The PPP transports an individual patient’s items in its bespoke sterile pockets, so they can be reused multiple times, dramatically reducing the quantities of medical waste. The pack follows the patient on their healthcare journey from ambulance to emergency department to hospital ward.

Each pack is fully traceable to the patient through an embedded radio frequency identification tag (RFID). Patient details are taken by the paramedic and input on an iPad, which scans the pack using an RFID reader and sends the details to the hospital in real time.

Operations director at Medicall Ambulance Service Andrew Lyle says the PPP could seamlessly become part of the patient transport routine as patient information is already input by paramedics on tablet devices and ambulances have wifi on board.

When the patient is discharged, the pack can be put in the existing hospital laundry bin as the polycotton material (the same material used in nurses’ and doctors’ uniforms) can withstand the high laundry temperatures needed to eliminate germs.

Prize money

Both students receive €2,200 prize money from the James Dyson Foundation and their PPP invention proceeds to the international stage of the 2019 James Dyson Award along with two runner-up Irish student inventions – Smart Gluco and Checkkit.

Smart Gluco, invented by Orla Murphy from the University of Limerick, is a wearable insulin pump for type-one diabetics, which eliminates the risk of insulin blockages by removing the need for cannulas.

Checkkit, designed by Daniella Kaligorsky from Technological University Dublin, is a new toolkit which simulates the physical symptoms of breast cancer to promote early identification of breast cancer by educating users on self-examination.

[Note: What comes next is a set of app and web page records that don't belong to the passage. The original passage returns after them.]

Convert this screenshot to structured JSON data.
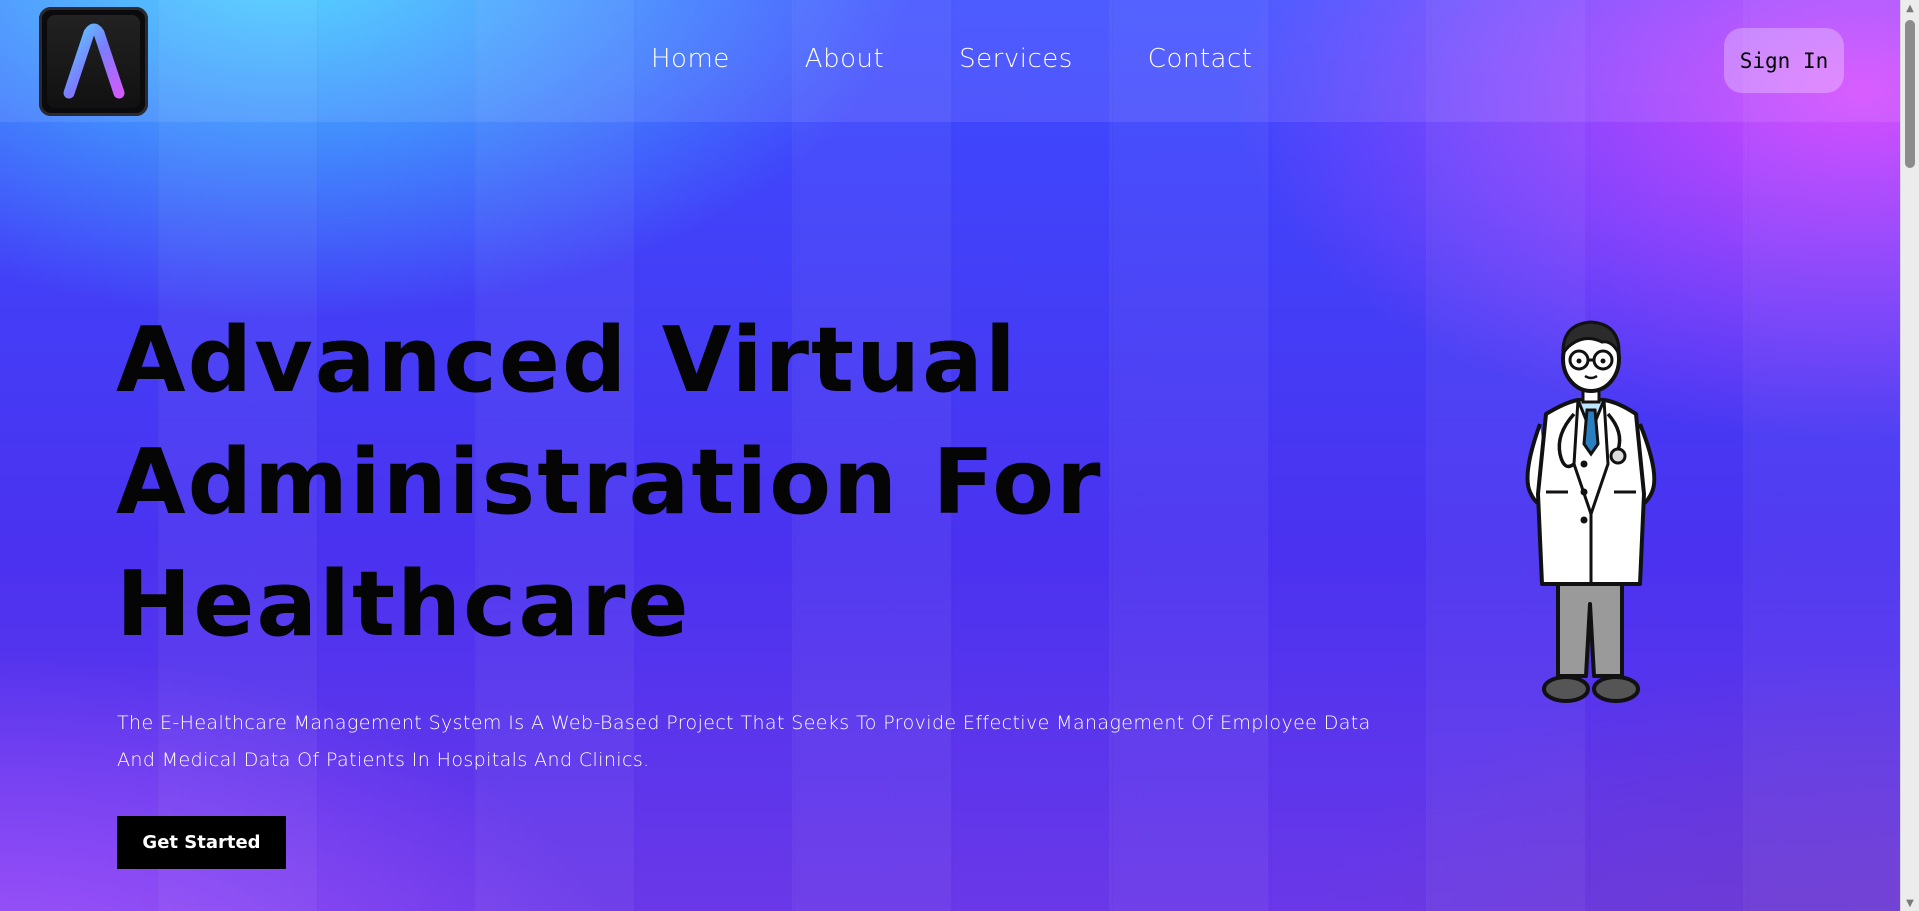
{
  "brand": {
    "logo_letter": "A",
    "logo_icon": "letter-a-logo-icon"
  },
  "nav": {
    "items": [
      {
        "label": "Home"
      },
      {
        "label": "About"
      },
      {
        "label": "Services"
      },
      {
        "label": "Contact"
      }
    ]
  },
  "header": {
    "signin_label": "Sign In"
  },
  "hero": {
    "title_lines": [
      "Advanced Virtual",
      "Administration For",
      "Healthcare"
    ],
    "description": "The E-Healthcare Management System Is A Web-Based Project That Seeks To Provide Effective Management Of Employee Data And Medical Data Of Patients In Hospitals And Clinics.",
    "cta_label": "Get Started",
    "illustration_icon": "doctor-illustration-icon"
  },
  "colors": {
    "gradient_top_left": "#46dcff",
    "gradient_center": "#3c3cff",
    "gradient_top_right": "#dc46ff",
    "title_text": "#050505",
    "cta_background": "#000000"
  }
}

The three Irish inventions will now compete with student inventions from 27 countries to win the €35,000 global award, which will be announced in November.